The temple was designed by Lutah Maria Riggs (1896-1984) who styled the structure after the ancient wooden temples of South India, along with Japanese and Chinese architectural styles. Surrounding the temple there are rock gardens with native plant species, which were landscaped by Riggs with guidance from renown architect Frank Lloyd Wright. Serving as an example to international architects, the building has received several awards for its design.

The temple has thus been described:

"Its peaked structure is supported by processions of golden-hue wood columns that were formerly telephone poles made from Oregon pine trees. They are complemented by graceful laminated arches, Indonesian carvings, brass lamps, and a broad Egyptian screen near the entry. Frank Lloyd Wright, who had met [Swami] Prabhavanada, was an early visitor and great admirer of the temple’s interior design."

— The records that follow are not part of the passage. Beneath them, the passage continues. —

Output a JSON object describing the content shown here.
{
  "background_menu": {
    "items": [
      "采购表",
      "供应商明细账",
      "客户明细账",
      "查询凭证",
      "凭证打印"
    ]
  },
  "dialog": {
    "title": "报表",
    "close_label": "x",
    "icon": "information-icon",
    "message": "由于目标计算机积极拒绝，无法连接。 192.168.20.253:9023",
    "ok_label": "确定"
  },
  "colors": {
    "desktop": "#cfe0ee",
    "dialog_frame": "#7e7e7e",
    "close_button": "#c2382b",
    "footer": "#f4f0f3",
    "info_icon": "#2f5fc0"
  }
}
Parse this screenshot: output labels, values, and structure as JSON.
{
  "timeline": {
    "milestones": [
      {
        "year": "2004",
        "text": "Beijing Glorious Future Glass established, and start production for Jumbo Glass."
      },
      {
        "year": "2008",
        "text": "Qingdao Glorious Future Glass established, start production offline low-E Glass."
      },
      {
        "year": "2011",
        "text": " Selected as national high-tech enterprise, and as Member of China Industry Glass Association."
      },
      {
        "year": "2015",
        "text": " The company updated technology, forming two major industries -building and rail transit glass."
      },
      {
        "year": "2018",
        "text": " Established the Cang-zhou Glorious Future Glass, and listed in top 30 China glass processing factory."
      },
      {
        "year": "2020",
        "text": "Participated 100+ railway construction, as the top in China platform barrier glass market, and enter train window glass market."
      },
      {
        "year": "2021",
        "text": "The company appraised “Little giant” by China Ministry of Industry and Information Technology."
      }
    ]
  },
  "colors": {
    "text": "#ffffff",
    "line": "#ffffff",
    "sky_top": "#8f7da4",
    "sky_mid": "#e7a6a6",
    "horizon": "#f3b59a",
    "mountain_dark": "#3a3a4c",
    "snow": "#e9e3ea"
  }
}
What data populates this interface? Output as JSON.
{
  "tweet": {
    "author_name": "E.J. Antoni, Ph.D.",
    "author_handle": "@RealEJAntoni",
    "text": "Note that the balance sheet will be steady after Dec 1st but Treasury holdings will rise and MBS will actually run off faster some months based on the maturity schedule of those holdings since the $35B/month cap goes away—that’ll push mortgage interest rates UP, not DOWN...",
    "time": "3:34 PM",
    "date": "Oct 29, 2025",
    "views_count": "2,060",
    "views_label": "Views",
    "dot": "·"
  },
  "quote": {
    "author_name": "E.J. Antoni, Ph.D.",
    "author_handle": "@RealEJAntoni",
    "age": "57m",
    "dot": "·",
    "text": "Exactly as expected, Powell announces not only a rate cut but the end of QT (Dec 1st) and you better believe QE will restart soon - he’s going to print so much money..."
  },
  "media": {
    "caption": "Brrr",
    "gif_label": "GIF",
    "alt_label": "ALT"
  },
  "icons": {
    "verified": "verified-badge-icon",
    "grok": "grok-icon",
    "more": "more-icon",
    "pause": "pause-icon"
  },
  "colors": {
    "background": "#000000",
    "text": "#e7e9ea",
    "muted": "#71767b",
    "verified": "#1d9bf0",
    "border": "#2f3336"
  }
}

Riggs had also designed the temple lanterns (1960) and other structures on the temple grounds, including the gatehouse (1958–59, 1963), a carport (1960), the pavilion (1960, 1964–65), and the Eva Herrmann House (1968–70). Years later she conveyed that initially she had a limited grasp of oriental architecture before delving into various literature on the topic, which included; "Japanese Houses and their Surroundings" by Edward S. Morse (published 1886), and "Impressions of Japanese Architecture" by Ralph Adams Cram (published 1905), as well as other literature on Chinese and Japanese landscape architecture, including "Gardens of China" by Osvald Sirén (published 1949)

An architectural analysis describes the temple as a work of both traditionalism and modernism:

"The gabled, sweeping roofed temple was placed on a low-raised platform and was approached from the south by a bank of stairs. The tiled roof was projected far out from the walls and was supported by paired rafters. The vertical log posts supported the exposed lintel and roof were left partially exposed within the white plastered wall surfaces. This rhythmic effect encourages one to respond to the building as being derived from traditionalist concepts, as well as those of the modernist. As with her earlier Hispanic designs and her postwar modernist design, Riggs looked to the theme of carefully thought out simplicity to create an abstracted version of a traditional form."


Santa Barbara Vedanta Temple Wikipedia